Friday, December 17, 2004

Aharonian sues for software patents

IP consultant and patent advocate extraordinaire Greg Aharonian has presented a lawsuit to attempt to get a court to determine that copyright doesn't protect software adequately and that patents are sufficient protection. Aharonian edits the popular and interesting site Patenting Art, and publishes an email newsletter. It is difficult to tell if this is just a ploy or if he is serious, but Technollama promises to find out. It seems evident that he is making his claim based solely in the American developments for software patents, while many other countries are happy with copyright protection.

New issue of SCRIPT-ed

The new issue of SCRIPT-ed is now online. This issue covers a good range of issues, including an analysis of the German case that has declared the validity of the GPL.

Saturday, December 11, 2004

US Supreme Court readies P2P debate

This is where the great battle of our time will be fought. The P2P debate in the US Supreme Court is upon us, a case that will probably shape the near future of the legal validity of sharing networks.

But one must say that sharing will go on regardless of the ruling, BitTorrent is not under scrutiny here.

Costa Rican canopy tour patent troubles

Some local news from Costa Rica. The weirdest patent claim has made some of the news over here, after a Canadian patented and claimed the ownership of the "canopy tours", a great way to travel on the top of the rainforest to see the wildlife from close range. The problem is that we Costa Ricans have been using similar technologies for more than a century, which sort of invalidates any novelty claims. Besides, there is a dubious claim of patentability of business methods in Costa Rica. Now, the SALA IV (the Costa Rican constitutional court) has ruled that the patent was invalid.

Great news for canopy tour lovers.

Saturday, December 04, 2004


Sunny Costa Rica is great this time of year, so I will be heading down there for my holidays tomorrow. Updates will be few and far between.

Marvel sues City of Heroes

This is a great article by Fred von Lohmann about the surreal case of Marvel suing the makers of the popular "City of Heroes" MMORPG game. Marvel complains that City of Heroes is guilty of contributory infringement of copyright and trademark because some players in their site are creating characters that resemble Marvel heroes, such as Wolverine, Hulk and Spider-man. The argument is so ridiculous that it should not require any analysis. What is the damage to the brands if there are some gamers who also like Marvel comic characters and want to generate an avatar that resembles their hero? This is one of those cases in which abuse of IP serves only to provide bad PR for the company involved.

Marvel should not mess with comic-book geeks.

Digital trail

This is an excellent article by Regina Lynn about the dangers of Google and leaving a digital trail. We are increasingly leaving a digital footprint that tells people about our interests, opinions and tastes. People can Google and find some amazing details about who you really are. It makes one think what the world thinks of us, and everybody has googled themselves at one time or another.

Friday, December 03, 2004

Cheap Windows targets Asian markets

Reuters reports that Microsoft is targetting its cheap (sorry, "low cost") version of Windows XP to Asian markets.

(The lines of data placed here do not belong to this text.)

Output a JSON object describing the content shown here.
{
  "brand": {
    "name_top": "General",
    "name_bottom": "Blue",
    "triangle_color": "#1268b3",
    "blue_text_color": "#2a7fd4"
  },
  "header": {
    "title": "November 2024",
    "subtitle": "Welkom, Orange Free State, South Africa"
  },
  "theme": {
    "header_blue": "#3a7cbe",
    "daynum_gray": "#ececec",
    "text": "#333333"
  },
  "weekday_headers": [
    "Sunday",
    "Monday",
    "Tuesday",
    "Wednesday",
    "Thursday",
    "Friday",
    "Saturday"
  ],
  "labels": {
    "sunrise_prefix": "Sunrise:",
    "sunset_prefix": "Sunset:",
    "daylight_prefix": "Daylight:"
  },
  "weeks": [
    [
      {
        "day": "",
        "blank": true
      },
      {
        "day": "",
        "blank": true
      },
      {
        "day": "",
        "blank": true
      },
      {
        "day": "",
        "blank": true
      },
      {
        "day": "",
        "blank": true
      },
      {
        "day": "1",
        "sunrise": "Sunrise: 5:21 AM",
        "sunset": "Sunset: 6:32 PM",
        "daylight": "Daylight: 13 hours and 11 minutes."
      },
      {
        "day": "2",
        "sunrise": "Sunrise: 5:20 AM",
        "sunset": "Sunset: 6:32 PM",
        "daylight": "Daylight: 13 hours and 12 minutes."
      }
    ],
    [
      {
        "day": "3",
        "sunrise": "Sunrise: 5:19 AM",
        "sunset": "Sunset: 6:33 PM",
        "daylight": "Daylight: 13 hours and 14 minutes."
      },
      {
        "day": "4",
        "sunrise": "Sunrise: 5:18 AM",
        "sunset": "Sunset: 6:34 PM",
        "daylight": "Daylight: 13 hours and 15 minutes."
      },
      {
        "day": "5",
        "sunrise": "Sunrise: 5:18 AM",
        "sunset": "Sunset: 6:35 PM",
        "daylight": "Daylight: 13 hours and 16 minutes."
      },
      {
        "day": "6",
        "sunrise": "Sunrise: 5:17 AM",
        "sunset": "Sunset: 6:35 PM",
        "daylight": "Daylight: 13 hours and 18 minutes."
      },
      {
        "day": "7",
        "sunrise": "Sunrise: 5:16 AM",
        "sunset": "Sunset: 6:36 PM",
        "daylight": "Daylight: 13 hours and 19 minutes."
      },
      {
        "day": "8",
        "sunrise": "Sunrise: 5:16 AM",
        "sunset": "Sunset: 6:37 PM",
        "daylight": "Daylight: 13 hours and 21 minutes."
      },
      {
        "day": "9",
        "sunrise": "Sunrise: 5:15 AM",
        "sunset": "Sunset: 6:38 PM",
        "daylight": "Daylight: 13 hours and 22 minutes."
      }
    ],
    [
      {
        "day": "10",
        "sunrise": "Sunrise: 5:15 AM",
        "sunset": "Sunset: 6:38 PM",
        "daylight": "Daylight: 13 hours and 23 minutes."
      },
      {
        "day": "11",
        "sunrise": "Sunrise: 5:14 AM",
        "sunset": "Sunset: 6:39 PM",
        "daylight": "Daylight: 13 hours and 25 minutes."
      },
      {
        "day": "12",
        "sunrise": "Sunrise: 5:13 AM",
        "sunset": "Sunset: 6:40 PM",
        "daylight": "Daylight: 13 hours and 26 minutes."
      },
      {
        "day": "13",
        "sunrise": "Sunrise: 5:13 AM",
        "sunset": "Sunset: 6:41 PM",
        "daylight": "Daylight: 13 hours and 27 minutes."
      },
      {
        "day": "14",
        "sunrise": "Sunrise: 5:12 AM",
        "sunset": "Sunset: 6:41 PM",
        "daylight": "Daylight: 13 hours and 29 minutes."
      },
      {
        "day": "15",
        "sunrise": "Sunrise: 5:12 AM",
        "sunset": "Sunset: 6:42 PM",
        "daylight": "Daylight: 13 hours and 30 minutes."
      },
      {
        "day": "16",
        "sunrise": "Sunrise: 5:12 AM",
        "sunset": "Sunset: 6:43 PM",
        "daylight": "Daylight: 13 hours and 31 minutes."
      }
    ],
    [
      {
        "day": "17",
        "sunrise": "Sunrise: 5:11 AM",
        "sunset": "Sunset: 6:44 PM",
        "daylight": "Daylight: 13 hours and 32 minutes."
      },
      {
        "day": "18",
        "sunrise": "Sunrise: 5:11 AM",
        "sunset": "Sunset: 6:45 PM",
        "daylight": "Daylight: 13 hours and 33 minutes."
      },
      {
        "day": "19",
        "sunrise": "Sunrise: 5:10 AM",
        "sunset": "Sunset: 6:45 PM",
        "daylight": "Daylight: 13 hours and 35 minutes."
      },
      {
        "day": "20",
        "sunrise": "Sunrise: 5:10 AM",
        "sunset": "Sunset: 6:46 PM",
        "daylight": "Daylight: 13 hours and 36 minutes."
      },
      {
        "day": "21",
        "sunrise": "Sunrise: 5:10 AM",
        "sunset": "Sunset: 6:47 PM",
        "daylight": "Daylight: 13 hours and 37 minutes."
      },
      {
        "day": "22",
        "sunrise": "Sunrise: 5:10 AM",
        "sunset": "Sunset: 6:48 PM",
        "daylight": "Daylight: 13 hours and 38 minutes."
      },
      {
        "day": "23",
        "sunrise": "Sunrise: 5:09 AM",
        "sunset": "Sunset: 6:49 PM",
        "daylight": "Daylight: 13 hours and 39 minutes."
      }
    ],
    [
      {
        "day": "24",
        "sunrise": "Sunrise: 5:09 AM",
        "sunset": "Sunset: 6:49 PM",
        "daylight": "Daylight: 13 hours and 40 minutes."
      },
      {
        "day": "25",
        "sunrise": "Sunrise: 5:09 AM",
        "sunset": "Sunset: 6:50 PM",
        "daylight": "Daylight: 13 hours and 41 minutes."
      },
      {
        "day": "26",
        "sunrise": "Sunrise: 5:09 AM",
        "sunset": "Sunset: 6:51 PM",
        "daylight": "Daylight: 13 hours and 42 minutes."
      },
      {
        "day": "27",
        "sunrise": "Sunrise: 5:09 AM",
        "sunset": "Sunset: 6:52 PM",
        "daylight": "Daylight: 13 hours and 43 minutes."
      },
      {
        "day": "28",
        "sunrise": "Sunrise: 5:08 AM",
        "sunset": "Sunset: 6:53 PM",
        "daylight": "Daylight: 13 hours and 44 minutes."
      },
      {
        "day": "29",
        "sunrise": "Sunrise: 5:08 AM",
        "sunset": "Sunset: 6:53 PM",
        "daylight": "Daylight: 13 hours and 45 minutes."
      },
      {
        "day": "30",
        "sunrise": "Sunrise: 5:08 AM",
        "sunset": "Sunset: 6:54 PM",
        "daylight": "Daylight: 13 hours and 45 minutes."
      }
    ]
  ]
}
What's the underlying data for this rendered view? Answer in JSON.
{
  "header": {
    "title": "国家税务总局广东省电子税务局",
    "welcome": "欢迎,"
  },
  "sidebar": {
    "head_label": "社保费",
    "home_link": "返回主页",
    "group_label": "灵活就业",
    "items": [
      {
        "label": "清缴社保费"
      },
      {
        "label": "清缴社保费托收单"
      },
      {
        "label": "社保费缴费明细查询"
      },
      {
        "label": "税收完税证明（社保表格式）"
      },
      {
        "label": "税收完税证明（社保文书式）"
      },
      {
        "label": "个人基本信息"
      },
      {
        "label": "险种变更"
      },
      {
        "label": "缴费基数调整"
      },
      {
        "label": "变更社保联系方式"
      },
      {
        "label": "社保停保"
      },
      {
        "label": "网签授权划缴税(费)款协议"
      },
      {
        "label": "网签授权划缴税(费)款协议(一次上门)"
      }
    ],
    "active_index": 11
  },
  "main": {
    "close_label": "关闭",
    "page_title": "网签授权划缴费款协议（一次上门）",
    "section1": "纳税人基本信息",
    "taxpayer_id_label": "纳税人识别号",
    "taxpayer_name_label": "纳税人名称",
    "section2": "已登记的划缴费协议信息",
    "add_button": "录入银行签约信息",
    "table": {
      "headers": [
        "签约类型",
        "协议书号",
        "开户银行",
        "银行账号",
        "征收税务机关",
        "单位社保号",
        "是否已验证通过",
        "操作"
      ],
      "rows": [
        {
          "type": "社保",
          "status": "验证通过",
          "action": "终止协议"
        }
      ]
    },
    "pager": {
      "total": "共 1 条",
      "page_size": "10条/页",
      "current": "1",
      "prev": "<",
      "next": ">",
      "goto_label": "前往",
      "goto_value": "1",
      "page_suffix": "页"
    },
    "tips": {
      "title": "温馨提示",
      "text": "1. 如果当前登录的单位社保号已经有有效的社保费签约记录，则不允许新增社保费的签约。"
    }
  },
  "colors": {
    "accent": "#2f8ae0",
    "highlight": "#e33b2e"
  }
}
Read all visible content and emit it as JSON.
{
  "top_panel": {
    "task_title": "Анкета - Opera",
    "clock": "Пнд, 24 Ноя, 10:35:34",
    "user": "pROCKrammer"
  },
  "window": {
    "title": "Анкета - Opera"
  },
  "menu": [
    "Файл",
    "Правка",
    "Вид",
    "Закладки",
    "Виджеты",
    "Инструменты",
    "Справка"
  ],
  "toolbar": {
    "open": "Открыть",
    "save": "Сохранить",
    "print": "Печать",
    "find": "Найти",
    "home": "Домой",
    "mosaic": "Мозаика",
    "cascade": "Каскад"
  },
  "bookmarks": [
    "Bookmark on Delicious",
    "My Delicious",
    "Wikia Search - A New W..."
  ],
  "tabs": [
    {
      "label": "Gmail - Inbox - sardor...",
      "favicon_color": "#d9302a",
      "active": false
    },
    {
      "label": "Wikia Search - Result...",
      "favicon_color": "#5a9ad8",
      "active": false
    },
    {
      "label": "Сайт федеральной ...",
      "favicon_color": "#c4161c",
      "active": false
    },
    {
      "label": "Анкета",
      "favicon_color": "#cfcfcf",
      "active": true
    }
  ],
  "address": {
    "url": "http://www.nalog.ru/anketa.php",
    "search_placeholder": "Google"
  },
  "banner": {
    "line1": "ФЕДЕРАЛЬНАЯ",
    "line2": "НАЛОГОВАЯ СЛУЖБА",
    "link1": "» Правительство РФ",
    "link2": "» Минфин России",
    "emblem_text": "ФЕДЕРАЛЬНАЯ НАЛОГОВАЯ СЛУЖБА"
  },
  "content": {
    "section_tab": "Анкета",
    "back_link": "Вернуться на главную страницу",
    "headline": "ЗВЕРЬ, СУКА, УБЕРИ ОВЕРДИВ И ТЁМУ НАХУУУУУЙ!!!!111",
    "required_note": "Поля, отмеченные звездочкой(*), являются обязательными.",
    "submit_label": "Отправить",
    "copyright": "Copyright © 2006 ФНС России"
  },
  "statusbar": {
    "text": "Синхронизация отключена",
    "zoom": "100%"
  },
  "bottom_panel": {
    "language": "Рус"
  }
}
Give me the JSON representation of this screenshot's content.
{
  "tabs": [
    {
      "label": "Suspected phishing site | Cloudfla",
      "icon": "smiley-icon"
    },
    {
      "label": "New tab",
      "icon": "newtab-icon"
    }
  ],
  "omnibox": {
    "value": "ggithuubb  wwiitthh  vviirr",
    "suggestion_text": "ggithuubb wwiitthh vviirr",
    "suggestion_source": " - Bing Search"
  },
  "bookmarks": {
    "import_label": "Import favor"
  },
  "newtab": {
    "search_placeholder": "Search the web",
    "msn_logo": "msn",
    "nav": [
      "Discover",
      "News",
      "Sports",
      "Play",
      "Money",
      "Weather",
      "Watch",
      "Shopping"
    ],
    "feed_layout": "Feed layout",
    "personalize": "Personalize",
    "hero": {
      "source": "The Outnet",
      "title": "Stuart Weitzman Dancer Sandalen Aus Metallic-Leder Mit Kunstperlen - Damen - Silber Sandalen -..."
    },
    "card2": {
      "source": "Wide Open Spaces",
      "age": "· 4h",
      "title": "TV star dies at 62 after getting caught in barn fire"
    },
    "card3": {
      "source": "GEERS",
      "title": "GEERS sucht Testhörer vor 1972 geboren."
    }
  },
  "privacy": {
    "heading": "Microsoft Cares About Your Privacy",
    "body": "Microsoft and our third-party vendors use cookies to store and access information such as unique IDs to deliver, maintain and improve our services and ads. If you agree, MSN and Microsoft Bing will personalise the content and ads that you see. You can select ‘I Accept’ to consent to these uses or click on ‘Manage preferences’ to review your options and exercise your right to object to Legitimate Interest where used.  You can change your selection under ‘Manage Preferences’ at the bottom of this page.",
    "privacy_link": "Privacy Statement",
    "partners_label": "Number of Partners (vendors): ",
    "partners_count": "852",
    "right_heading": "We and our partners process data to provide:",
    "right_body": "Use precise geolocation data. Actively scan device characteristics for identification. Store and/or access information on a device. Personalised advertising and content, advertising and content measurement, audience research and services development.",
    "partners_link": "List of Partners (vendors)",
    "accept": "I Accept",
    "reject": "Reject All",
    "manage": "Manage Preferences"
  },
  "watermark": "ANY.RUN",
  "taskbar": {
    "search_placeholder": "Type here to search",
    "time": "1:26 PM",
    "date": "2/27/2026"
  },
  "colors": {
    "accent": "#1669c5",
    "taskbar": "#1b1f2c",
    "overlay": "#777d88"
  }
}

The stated purpose of this is to try to make Windows more appealing in emerging markets. The real reasons are: to hook home users into Windows, to try to stop the rampant piracy in Asia, and to try to redress the rise of Linux in that part of the world.

I pity the poor people who get this. If Windows XP is buggy (SP2 Anyone?), what will a cheap version look like?

Isn't wireless wonderful?

Technollama is coming to you today from the Playfair Library, where we are attending the very interesting conference named "Towards Utopia or Irreconcilable Tensions: the interface between intellectual property, competition and human rights". More reports later, but I am hoping to load the powerpoints from some of the talks later on.

Open Biotechnology

This is an interesting article in the excellent WorldChanging blog. The article looks at the possibility of using open source models in drugs and biotechnology. Although the article cites many of the possible uses for the technology, it fails to mention that the reason why this is still in "planning stages", or "gathering interest" and not in the licence drafting stage is that it is extremely difficult to translate the open source model into biotechnology.

Thursday, December 02, 2004

The year of the blog

2004 has been the year of the blog. The BBC reports that the word "blog" has now been included in the Merriam-Webster dictionary. The definition reads: "BLOG noun [short for Weblog] (1999) : a Web site that contains an online personal journal with reflections, comments, and often hyperlinks provided by the writer."

Contrast that with Wikipedia's entry. I think that this is similar to the difference between the Encyclopedia Galactica and the Hitchhikers' Guide to the Galaxy on the subject of Pan-Galactic Gargle Blasters.

Wednesday, December 01, 2004

Digital divide in the U.S.

This is a rather good report in The Register that talks about the digital divide in the United States, where internet access is still the realm of the high-income white guy. The idea of the cosmopolitan world wide web is still a fantasy, as the average netizen tends to be American white guys.